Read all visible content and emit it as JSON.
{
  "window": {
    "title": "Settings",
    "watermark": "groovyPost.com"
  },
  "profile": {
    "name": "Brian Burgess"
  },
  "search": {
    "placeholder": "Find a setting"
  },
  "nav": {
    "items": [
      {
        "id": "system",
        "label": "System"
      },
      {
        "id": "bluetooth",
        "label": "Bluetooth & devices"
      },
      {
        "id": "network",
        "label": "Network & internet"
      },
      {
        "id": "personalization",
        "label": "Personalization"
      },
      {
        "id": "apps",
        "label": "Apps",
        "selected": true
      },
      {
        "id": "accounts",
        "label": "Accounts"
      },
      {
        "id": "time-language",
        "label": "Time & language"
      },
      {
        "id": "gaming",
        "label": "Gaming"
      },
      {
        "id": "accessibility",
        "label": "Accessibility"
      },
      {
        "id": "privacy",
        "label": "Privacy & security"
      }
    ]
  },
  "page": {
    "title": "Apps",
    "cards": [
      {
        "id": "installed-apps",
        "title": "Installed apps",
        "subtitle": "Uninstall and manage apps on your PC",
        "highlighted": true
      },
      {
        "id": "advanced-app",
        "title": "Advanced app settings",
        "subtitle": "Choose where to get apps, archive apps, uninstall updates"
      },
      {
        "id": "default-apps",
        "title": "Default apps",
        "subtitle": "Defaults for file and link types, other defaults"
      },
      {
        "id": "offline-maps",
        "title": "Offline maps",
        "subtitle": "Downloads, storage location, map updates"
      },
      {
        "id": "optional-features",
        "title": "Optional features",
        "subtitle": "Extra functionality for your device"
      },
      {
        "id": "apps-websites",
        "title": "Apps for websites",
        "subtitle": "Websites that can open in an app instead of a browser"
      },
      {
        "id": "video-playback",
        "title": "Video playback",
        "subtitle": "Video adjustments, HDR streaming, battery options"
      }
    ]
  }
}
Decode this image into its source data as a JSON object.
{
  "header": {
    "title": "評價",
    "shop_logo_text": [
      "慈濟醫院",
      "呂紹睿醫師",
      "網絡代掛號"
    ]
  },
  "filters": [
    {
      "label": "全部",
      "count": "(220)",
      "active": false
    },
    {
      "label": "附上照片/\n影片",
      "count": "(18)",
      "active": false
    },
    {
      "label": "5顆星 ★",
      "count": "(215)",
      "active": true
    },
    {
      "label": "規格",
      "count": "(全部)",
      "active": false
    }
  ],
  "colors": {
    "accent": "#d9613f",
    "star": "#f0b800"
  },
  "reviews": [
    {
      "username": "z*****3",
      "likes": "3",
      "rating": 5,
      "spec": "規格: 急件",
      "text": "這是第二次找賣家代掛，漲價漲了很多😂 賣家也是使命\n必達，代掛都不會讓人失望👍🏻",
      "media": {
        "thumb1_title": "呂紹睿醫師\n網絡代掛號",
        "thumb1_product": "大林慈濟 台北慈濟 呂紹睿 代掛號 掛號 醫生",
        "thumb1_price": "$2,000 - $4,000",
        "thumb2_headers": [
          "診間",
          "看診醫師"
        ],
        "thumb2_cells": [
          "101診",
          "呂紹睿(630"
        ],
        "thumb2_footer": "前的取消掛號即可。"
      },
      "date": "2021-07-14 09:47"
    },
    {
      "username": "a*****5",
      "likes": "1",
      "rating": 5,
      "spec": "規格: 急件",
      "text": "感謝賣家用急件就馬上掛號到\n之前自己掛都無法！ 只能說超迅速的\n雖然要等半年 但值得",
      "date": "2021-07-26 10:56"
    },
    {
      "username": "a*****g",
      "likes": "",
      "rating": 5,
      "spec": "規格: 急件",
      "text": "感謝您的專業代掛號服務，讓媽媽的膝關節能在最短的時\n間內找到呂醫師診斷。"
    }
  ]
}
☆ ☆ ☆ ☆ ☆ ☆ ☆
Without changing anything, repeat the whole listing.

Read all visible content and emit it as JSON.
{
  "window": {
    "title": "Settings",
    "watermark": "groovyPost.com"
  },
  "profile": {
    "name": "Brian Burgess"
  },
  "search": {
    "placeholder": "Find a setting"
  },
  "nav": {
    "items": [
      {
        "id": "system",
        "label": "System"
      },
      {
        "id": "bluetooth",
        "label": "Bluetooth & devices"
      },
      {
        "id": "network",
        "label": "Network & internet"
      },
      {
        "id": "personalization",
        "label": "Personalization"
      },
      {
        "id": "apps",
        "label": "Apps",
        "selected": true
      },
      {
        "id": "accounts",
        "label": "Accounts"
      },
      {
        "id": "time-language",
        "label": "Time & language"
      },
      {
        "id": "gaming",
        "label": "Gaming"
      },
      {
        "id": "accessibility",
        "label": "Accessibility"
      },
      {
        "id": "privacy",
        "label": "Privacy & security"
      }
    ]
  },
  "page": {
    "title": "Apps",
    "cards": [
      {
        "id": "installed-apps",
        "title": "Installed apps",
        "subtitle": "Uninstall and manage apps on your PC",
        "highlighted": true
      },
      {
        "id": "advanced-app",
        "title": "Advanced app settings",
        "subtitle": "Choose where to get apps, archive apps, uninstall updates"
      },
      {
        "id": "default-apps",
        "title": "Default apps",
        "subtitle": "Defaults for file and link types, other defaults"
      },
      {
        "id": "offline-maps",
        "title": "Offline maps",
        "subtitle": "Downloads, storage location, map updates"
      },
      {
        "id": "optional-features",
        "title": "Optional features",
        "subtitle": "Extra functionality for your device"
      },
      {
        "id": "apps-websites",
        "title": "Apps for websites",
        "subtitle": "Websites that can open in an app instead of a browser"
      },
      {
        "id": "video-playback",
        "title": "Video playback",
        "subtitle": "Video adjustments, HDR streaming, battery options"
      }
    ]
  }
}
Decode this image into its source data as a JSON object.
{
  "header": {
    "title": "評價",
    "shop_logo_text": [
      "慈濟醫院",
      "呂紹睿醫師",
      "網絡代掛號"
    ]
  },
  "filters": [
    {
      "label": "全部",
      "count": "(220)",
      "active": false
    },
    {
      "label": "附上照片/\n影片",
      "count": "(18)",
      "active": false
    },
    {
      "label": "5顆星 ★",
      "count": "(215)",
      "active": true
    },
    {
      "label": "規格",
      "count": "(全部)",
      "active": false
    }
  ],
  "colors": {
    "accent": "#d9613f",
    "star": "#f0b800"
  },
  "reviews": [
    {
      "username": "z*****3",
      "likes": "3",
      "rating": 5,
      "spec": "規格: 急件",
      "text": "這是第二次找賣家代掛，漲價漲了很多😂 賣家也是使命\n必達，代掛都不會讓人失望👍🏻",
      "media": {
        "thumb1_title": "呂紹睿醫師\n網絡代掛號",
        "thumb1_product": "大林慈濟 台北慈濟 呂紹睿 代掛號 掛號 醫生",
        "thumb1_price": "$2,000 - $4,000",
        "thumb2_headers": [
          "診間",
          "看診醫師"
        ],
        "thumb2_cells": [
          "101診",
          "呂紹睿(630"
        ],
        "thumb2_footer": "前的取消掛號即可。"
      },
      "date": "2021-07-14 09:47"
    },
    {
      "username": "a*****5",
      "likes": "1",
      "rating": 5,
      "spec": "規格: 急件",
      "text": "感謝賣家用急件就馬上掛號到\n之前自己掛都無法！ 只能說超迅速的\n雖然要等半年 但值得",
      "date": "2021-07-26 10:56"
    },
    {
      "username": "a*****g",
      "likes": "",
      "rating": 5,
      "spec": "規格: 急件",
      "text": "感謝您的專業代掛號服務，讓媽媽的膝關節能在最短的時\n間內找到呂醫師診斷。"
    }
  ]
}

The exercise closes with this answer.